By Dr. Jessie
I love animals. Shocking, I know. No one ever just comes out and tells people that they love animals anymore, right? It’s just that bumper stickers, T-shirts, tattoos, Sarah McLachlan commercials, rear window decals, and crazy cat lady hair just don’t seem adequate to express how much many of us obsess over our childer-uh, pets.
I get it, really, I do. Animals are amazing, frequently hilarious, and often a joy to be around. As a small animal veterinarian, I chose a career that allows me to be around them and the people who love them all day, every day. Then I go home, sometimes even before 10 pm, to relax with my two cats, dog, and however many alligators have decided my front porch looks comfy. It’s a wonderful, hairbally life.
Now that I’ve established I number among your animal-loving ranks so you don’t kill me and feed my remains to your fifty-two cats after you’ve read this article, I’m going to take some liberty here to tell you a bit about your friendly neighborhood veterinarian.
We are generally fairly reasonable, good-hearted people who want to do everything we can to make sure your pet is happy, healthy, and lives a long time. We are willing to do just about anything we can to accommodate your needs, whether that means skipping lunch, staying after hours to wait with Cuddles while you finish your shopping, or paying out of our own pockets for treatment he needs that you swear you can’t afford (despite the new Rolex and Coach purse we have to pretend we don’t notice). We do our very best to take care of you and your little one.
We also have seen upwards of 6000 patients in the past twelve months. Do we remember that you told us last year that Pooky likes to eat the tiny Milkbones, not the medium-sized ones? Probably not. Do we remember that he had a Grade 2 mast cell tumor that was completely resected five years ago and has a chance of recurrence? Absolutely. Because we genuinely love our patients and what we do, but we have to prioritize the information we retain due to sheer volume.
When the day is over and we see you walking toward us in the parking lot after twelve hours of being on our feet and a stressful rollercoaster of emotional highs and lows, we still smile and coo over your new puppy and offer free advice on food and toys and training. Hey, we love animals, too! But do we want to stare at your blurry cell phone photos of your puppy at birth, three days old, five days old, one week old, all the way up to the picture you currently are taking as we are standing there looking at the previous photos?
We do not.
Allow me to break this one down for you, in case you can’t fathom why. Your Shih Tzu puppy, though admittedly cute, is by no means even the cutest thing I have seen today, let alone ever. I’m a vet, and besides, I own a mirror. Anyway, of course I’ll agree with you and nod along as you describe the littermates, parents, grandparents, championship lines and tell me that my rough guess as to his final weight is probably wrong. But like virtually every other small animal veterinarian, I’ve treated show dogs, pageant dogs, professional groomers’ dogs, Snoop Doggs…you get the idea. It isn’t that I’m not excited for you and your little one, because I am. But when I look at Bella at 9pm in a rapidly emptying parking lot, I think, “Probably needs airway surgery to correct genetic defects,” or “That cough sounds like infectious tracheobronchitis,” not how Bella is the most perfect non-breeding quality specimen imaginable.

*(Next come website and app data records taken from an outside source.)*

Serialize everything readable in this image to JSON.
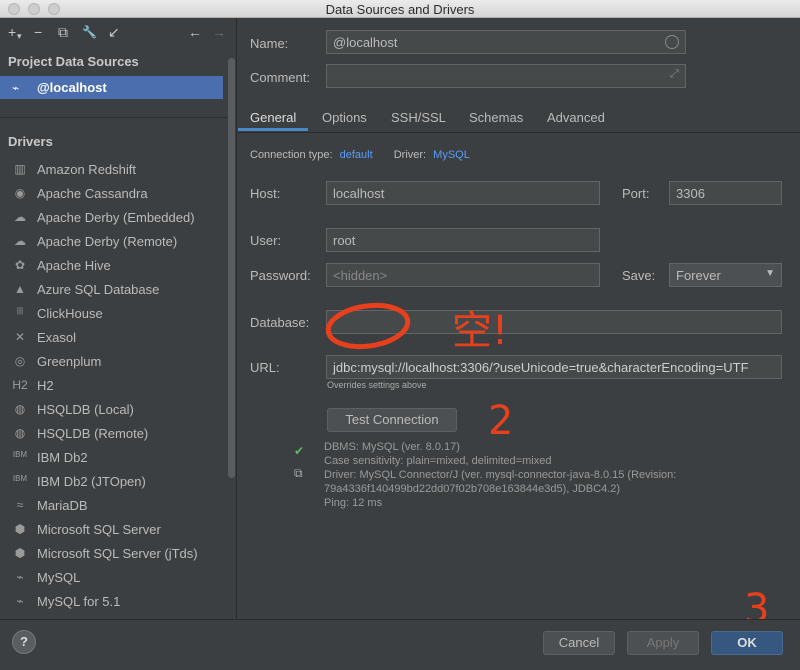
{
  "window": {
    "title": "Data Sources and Drivers"
  },
  "left_panel": {
    "toolbar": {
      "add": "+",
      "add_arrow": "▾",
      "remove": "−",
      "duplicate": "⧉",
      "settings": "🔧",
      "import": "↙",
      "back": "←",
      "forward": "→"
    },
    "project_header": "Project Data Sources",
    "selected_source": "@localhost",
    "drivers_header": "Drivers",
    "drivers": [
      {
        "label": "Amazon Redshift",
        "icon": "▥"
      },
      {
        "label": "Apache Cassandra",
        "icon": "◉"
      },
      {
        "label": "Apache Derby (Embedded)",
        "icon": "☁"
      },
      {
        "label": "Apache Derby (Remote)",
        "icon": "☁"
      },
      {
        "label": "Apache Hive",
        "icon": "✿"
      },
      {
        "label": "Azure SQL Database",
        "icon": "▲"
      },
      {
        "label": "ClickHouse",
        "icon": "|||"
      },
      {
        "label": "Exasol",
        "icon": "✕"
      },
      {
        "label": "Greenplum",
        "icon": "◎"
      },
      {
        "label": "H2",
        "icon": "H2"
      },
      {
        "label": "HSQLDB (Local)",
        "icon": "◍"
      },
      {
        "label": "HSQLDB (Remote)",
        "icon": "◍"
      },
      {
        "label": "IBM Db2",
        "icon": "IBM"
      },
      {
        "label": "IBM Db2 (JTOpen)",
        "icon": "IBM"
      },
      {
        "label": "MariaDB",
        "icon": "≈"
      },
      {
        "label": "Microsoft SQL Server",
        "icon": "⬢"
      },
      {
        "label": "Microsoft SQL Server (jTds)",
        "icon": "⬢"
      },
      {
        "label": "MySQL",
        "icon": "⌁"
      },
      {
        "label": "MySQL for 5.1",
        "icon": "⌁"
      }
    ]
  },
  "form": {
    "name_label": "Name:",
    "name_value": "@localhost",
    "comment_label": "Comment:",
    "comment_value": "",
    "tabs": [
      "General",
      "Options",
      "SSH/SSL",
      "Schemas",
      "Advanced"
    ],
    "connection_type_label": "Connection type:",
    "connection_type_value": "default",
    "driver_label": "Driver:",
    "driver_value": "MySQL",
    "host_label": "Host:",
    "host_value": "localhost",
    "port_label": "Port:",
    "port_value": "3306",
    "user_label": "User:",
    "user_value": "root",
    "password_label": "Password:",
    "password_placeholder": "<hidden>",
    "save_label": "Save:",
    "save_value": "Forever",
    "database_label": "Database:",
    "database_value": "",
    "url_label": "URL:",
    "url_value": "jdbc:mysql://localhost:3306/?useUnicode=true&characterEncoding=UTF",
    "url_hint": "Overrides settings above",
    "test_button": "Test Connection",
    "result_lines": [
      "DBMS: MySQL (ver. 8.0.17)",
      "Case sensitivity: plain=mixed, delimited=mixed",
      "Driver: MySQL Connector/J (ver. mysql-connector-java-8.0.15 (Revision:",
      "79a4336f140499bd22dd07f02b708e163844e3d5), JDBC4.2)",
      "Ping: 12 ms"
    ]
  },
  "footer": {
    "help": "?",
    "cancel": "Cancel",
    "apply": "Apply",
    "ok": "OK"
  },
  "annotations": {
    "empty_note": "空!",
    "step2": "2",
    "step3": "3"
  },
  "colors": {
    "accent": "#4b6eaf",
    "link": "#589df6",
    "annotation": "#e8401c",
    "success": "#5fb85f"
  }
}
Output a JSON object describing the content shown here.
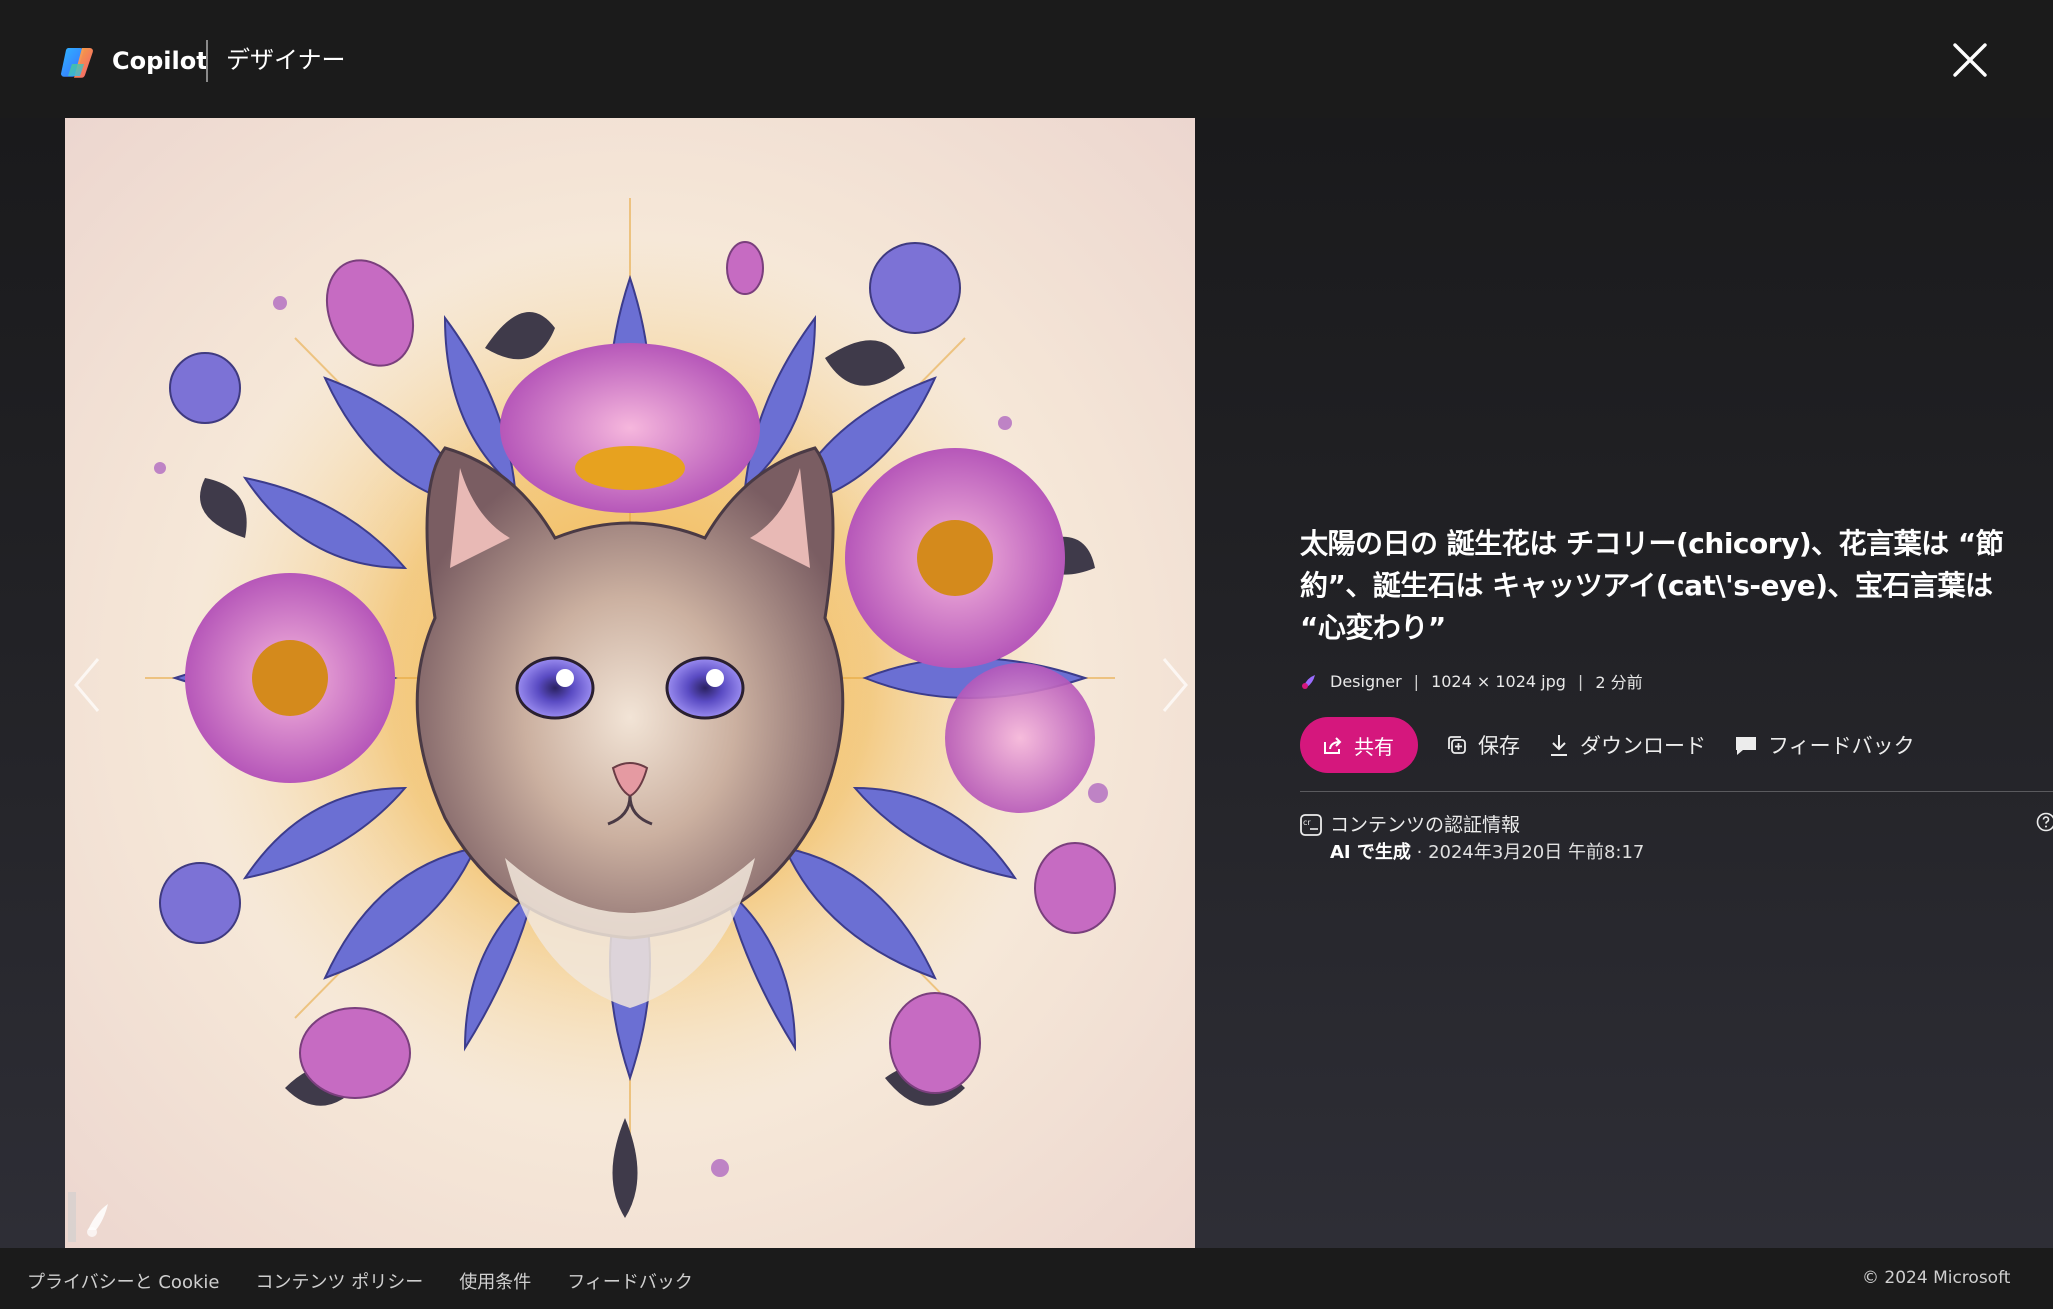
{
  "header": {
    "brand": "Copilot",
    "section": "デザイナー",
    "close_icon": "close-icon"
  },
  "image": {
    "subject": "cat-flower-illustration"
  },
  "info": {
    "title": "太陽の日の 誕生花は チコリー(chicory)、花言葉は “節約”、誕生石は キャッツアイ(cat\\'s-eye)、宝石言葉は “心変わり”",
    "meta": {
      "source": "Designer",
      "dimensions": "1024 × 1024 jpg",
      "time": "2 分前"
    },
    "actions": {
      "share": "共有",
      "save": "保存",
      "download": "ダウンロード",
      "feedback": "フィードバック"
    },
    "credentials": {
      "title": "コンテンツの認証情報",
      "generated_label": "AI で生成",
      "generated_detail": " · 2024年3月20日 午前8:17"
    }
  },
  "footer": {
    "links": [
      "プライバシーと Cookie",
      "コンテンツ ポリシー",
      "使用条件",
      "フィードバック"
    ],
    "copyright": "© 2024 Microsoft"
  },
  "colors": {
    "accent": "#d5177d",
    "background": "#1b1b1b"
  }
}
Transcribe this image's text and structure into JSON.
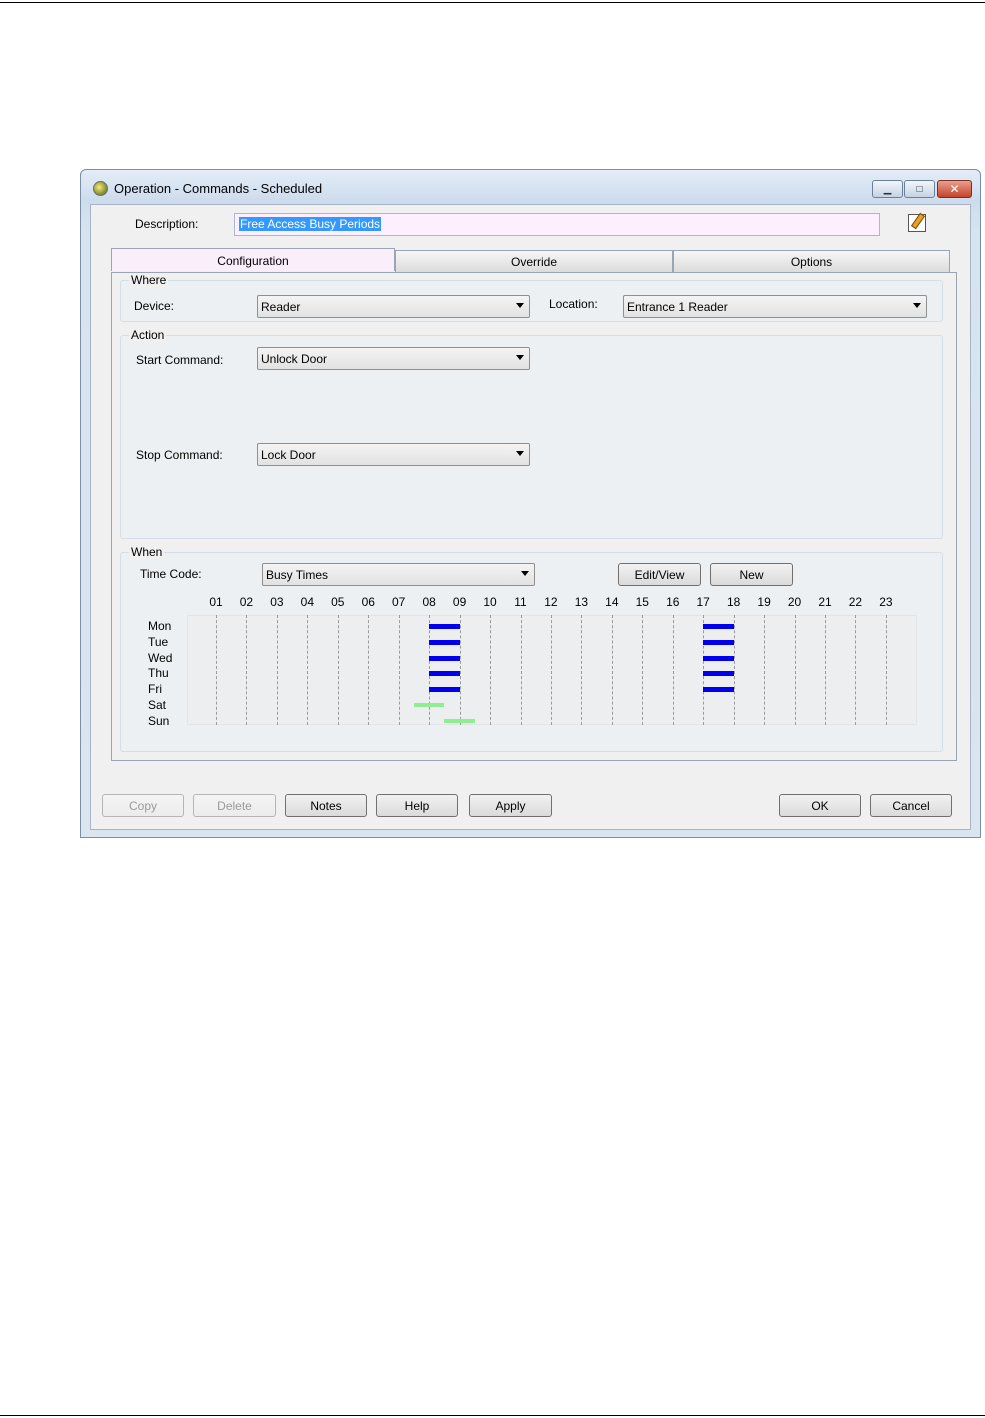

Being a vet is not glamorous. It isn’t playing with kittens or kneeling in a field of lilies with a Golden Retriever while recommending various products. Veterinarians and their staff deal with the gross, dirty, dangerous aspects of owning a pet on a regular basis. Our white coats need to be laundered several times during an average day (and what genius decided to make the coats white?). Looking at still photos or video clips of your dog doing the same things every other dog does lost its luster sometime after we cleaned our zillionth kennel as a teenager.
In summation, your vet loves animals. Your vet loves to see your animals. But please understand your vet sees a lot of animals. When you see your vet at the grocery store, do not expect your vet, without the benefit of medical records, to give you an extensive consultation in the checkout line because you do not want to pay for an office visit. Those tabloids don’t read themselves. And please don’t show your vet dozens of pictures of Fluffy in various positions on your sofa. Your vet is more likely to notice your poor choices of interior décor than Fluffy’s adorableness after a full day of being bitten, scratched, clawed, and smeared with various bodily fluids by twenty-five other animals who look remarkably similar to Fluffy.
Trust me. Fluffy is a lot cuter during regular office hours.
Dr. Jessie is a veterinarian. She has a menagerie of animals and a farm in her backyard that may or may not be against every rule her HOA has ever conceived. She also remembers the Latin words for things, which makes her better than you.